Ahead of a performance of Mahler’s Symphony No.7 Iván Fischer turned to the audience and began his speech by welcoming to the concert a group of Syrian refugees he had invited.
“Ladies and Gentlemen, I greet and welcome you warm-heartedly to the beginning of the Season. And especially I greet and welcome our guests from Syria, who for the first time listen to music with us in the concert hall.”
He went on to say: “I hear worrying reports from Hungary. Lots of people who are tired and in despair are being held against their will.
I appeal to the German, Hungarian and European authorities to free these people immediately so that they can go where they wish to go, and be registered where they wish to be registered.”
Under rules laid out in the EU's Dublin accord, refugees are required to seek asylum in the first European country they reach.
Fischer called the rules “old, obsolete” and said they didn’t work for such large numbers of people.
He closed his speech by saying: “The problem will be solved when enough tolerant people live in Europe and they welcome refugees warm-heartedly, generously.
"May music play its part in this endeavour.”
The speech (in German) was filmed and has been shared on Facebook:
Hungary’s government has put up a razor-wire fence on the country’s southern border with Serbia.

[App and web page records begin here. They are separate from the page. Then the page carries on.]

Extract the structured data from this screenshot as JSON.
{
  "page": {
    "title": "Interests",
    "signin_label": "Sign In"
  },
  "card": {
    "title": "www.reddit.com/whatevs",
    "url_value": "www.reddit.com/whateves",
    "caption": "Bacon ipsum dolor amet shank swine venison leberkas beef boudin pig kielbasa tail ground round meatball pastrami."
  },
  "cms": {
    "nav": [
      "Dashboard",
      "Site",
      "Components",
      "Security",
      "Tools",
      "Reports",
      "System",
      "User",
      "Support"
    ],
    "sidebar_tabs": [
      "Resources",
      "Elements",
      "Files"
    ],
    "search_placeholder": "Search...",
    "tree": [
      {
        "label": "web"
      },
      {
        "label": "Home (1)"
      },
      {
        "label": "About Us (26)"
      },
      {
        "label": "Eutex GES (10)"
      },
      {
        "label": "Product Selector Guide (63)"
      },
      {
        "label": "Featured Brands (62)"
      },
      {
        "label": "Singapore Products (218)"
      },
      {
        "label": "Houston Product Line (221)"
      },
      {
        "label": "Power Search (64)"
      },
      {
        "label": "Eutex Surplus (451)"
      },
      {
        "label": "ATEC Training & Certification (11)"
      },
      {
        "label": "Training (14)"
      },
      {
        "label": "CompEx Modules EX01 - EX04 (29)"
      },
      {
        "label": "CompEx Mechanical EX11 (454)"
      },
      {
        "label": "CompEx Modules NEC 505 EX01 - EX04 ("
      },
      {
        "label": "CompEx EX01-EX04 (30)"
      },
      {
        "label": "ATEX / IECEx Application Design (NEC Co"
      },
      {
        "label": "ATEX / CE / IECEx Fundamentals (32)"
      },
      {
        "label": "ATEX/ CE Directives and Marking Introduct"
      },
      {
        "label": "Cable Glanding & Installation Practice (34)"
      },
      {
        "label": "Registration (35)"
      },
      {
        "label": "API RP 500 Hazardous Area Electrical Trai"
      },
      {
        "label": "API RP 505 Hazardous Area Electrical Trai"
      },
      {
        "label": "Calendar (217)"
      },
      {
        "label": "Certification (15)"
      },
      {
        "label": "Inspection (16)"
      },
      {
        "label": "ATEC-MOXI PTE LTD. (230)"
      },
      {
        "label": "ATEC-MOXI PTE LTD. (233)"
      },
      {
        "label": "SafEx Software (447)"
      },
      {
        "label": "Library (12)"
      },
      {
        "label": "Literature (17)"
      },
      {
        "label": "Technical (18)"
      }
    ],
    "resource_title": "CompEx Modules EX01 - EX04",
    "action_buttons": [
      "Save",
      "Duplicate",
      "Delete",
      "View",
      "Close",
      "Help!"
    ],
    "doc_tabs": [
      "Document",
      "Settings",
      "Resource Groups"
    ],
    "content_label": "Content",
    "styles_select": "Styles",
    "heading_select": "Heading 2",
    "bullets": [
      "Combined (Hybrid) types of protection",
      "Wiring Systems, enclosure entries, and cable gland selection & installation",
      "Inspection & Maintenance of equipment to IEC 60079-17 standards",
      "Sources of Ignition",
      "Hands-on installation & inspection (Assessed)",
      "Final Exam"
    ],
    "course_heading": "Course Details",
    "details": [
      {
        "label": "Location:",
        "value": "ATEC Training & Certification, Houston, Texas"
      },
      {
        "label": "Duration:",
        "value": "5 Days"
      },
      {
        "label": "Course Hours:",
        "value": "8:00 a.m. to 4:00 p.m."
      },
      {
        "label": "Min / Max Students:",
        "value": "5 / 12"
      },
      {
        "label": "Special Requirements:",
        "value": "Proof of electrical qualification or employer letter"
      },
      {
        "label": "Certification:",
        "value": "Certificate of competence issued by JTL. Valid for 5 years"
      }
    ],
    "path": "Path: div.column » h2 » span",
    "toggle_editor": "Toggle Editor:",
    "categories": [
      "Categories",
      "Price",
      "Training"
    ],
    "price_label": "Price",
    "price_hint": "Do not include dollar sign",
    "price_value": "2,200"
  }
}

The country’s prime minister Viktor Orbán has been criticised this week for his hardline response to the humanitarian crisis.